My father was slumped over the railing and blood seeped from a brutal wound in the back of his head. Booth’s pistol was on the ground at Rathbone’s feet. My heart fell to the floor. It was my bullet that hit my father directly in the back of the head. I had shot first. Booth’s shot had nicked Rathbone’s arm, not my father’s scalp.
Before I could do anything else, the rain subsided and I was pulled back to April 20th with a violent jolt.
I grabbed the newspaper I kept next to my chair and read the headline. “President Lincoln shot by an assassin; The deed done at Ford’s Theater last night. THE ACT OF A DESPERATE REBEL.” It was the exact same headline I had read thousands of times before.
April 26th, 1865
The rain had begun again. Heavy, cold droplets splattered my arms and soaked my shirt. I sat in the street and let the mud wash over my legs. A member of my father’s cabinet had told me earlier that the army had killed Booth. They got the wrong man, I conceded to myself. The rain picked up and I felt my mind wander without my permission.

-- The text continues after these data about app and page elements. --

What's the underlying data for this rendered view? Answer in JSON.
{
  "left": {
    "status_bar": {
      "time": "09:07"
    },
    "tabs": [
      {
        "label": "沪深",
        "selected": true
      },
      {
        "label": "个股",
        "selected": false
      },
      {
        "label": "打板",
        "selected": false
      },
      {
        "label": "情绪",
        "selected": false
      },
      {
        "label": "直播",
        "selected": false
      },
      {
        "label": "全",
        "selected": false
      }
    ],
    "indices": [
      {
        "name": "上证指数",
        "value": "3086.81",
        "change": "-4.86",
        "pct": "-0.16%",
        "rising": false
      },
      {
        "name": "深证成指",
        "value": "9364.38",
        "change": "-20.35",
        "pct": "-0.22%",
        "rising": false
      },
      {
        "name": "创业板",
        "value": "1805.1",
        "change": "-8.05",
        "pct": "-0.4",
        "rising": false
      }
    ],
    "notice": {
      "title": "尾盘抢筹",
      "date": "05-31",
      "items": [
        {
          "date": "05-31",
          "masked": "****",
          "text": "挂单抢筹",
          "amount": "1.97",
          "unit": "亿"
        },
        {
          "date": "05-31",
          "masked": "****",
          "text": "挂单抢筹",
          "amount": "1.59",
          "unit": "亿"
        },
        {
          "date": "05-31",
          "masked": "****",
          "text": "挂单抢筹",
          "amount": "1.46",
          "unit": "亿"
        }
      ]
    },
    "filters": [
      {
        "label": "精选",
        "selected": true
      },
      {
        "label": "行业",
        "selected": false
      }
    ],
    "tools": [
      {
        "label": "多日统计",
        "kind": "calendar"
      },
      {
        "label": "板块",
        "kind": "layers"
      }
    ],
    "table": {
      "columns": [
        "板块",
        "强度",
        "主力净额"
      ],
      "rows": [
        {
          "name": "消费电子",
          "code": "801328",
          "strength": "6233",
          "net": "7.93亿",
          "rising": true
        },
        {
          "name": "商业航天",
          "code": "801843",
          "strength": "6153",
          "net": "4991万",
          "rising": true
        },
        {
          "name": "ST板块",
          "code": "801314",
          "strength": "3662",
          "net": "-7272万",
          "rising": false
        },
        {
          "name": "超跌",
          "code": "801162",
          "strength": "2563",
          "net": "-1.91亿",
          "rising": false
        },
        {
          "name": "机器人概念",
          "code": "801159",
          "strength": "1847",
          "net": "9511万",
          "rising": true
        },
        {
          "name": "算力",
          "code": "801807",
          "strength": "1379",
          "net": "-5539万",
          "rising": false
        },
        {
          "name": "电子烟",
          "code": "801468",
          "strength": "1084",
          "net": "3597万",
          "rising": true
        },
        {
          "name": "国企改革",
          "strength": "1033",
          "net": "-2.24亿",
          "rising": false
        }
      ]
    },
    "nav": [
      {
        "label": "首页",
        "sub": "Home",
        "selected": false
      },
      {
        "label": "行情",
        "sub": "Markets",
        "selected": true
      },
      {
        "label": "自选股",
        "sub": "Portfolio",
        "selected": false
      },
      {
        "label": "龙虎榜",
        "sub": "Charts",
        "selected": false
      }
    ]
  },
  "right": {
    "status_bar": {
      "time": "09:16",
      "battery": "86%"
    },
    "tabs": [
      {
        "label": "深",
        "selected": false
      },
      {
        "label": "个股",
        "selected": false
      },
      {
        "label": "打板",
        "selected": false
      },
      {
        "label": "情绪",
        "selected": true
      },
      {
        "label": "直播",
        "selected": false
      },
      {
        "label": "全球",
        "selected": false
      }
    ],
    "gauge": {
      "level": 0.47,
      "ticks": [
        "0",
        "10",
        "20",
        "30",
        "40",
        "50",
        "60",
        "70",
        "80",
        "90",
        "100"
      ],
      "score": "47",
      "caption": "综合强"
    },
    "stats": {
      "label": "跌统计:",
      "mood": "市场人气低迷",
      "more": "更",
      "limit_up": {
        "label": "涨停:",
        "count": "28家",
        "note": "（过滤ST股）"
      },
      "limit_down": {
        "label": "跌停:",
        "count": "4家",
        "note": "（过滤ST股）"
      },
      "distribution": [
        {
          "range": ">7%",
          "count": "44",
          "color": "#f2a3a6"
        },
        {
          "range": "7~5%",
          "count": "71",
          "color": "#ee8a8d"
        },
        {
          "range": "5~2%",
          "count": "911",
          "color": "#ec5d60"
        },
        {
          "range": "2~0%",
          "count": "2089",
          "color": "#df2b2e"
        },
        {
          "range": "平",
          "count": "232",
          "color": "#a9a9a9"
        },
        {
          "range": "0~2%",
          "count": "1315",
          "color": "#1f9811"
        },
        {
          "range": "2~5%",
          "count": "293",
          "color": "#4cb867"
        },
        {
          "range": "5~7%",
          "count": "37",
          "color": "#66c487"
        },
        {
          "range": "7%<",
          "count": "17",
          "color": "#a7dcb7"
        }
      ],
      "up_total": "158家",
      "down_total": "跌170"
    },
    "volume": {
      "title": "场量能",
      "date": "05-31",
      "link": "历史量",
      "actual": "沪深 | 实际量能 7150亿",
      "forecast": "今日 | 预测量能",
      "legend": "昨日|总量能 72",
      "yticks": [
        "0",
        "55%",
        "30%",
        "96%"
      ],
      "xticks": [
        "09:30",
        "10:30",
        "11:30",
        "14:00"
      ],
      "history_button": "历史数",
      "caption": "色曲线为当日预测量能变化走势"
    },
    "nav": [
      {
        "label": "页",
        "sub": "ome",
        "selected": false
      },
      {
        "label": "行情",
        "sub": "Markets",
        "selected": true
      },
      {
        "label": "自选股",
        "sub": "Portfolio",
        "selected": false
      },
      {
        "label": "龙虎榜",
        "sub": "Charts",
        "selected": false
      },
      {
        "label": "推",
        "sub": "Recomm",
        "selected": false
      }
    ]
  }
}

One last chance, I thought, holding onto a vial of poison like a dying man scratching at his noose. Without warning, time skipped and brought my sodden body to a place I didn’t recognize. I had tried to go back only a few months, to poison Booth’s coffee at the theater, but my concentration was too muddled by grief to properly focus.
The house I was in was remarkably plain. The windows were leaded and barely let in any light. Above me, I heard footsteps creaking along the floorboards. Small puffs of dust fell from the ceiling onto my head. “The baby is kicking,” I heard a voice call. It was my mother’s voice, of that I was sure.
“I’ll be right up with your tea, Mary,” an elderly woman responded from the room adjacent to the one I was in. “I just put Edward down to sleep.”
It must be 1847, I decided. My mother is pregnant with me. I knew I wouldn’t have much time to act. I rushed to the door in the direction of the elderly woman’s voice and slipped into the kitchen. A silver tea set was laid out on a matching tray at the edge of the table. The elderly woman cooed and calmed my little brother’s cries in the next room.
I took the vial of poison from my soaked coat and measured out a third of the dose I had brought to kill Booth. With a guilt-ridden sigh, I poured the small amount of poison into the teapot and replaced the lid. I crept out of the kitchen and listened as the elderly woman picked up the tea and brought it to my mother.
The rain in 1865 settled to a gentle patter and started to pull my mind back to my own timeline. I never made it.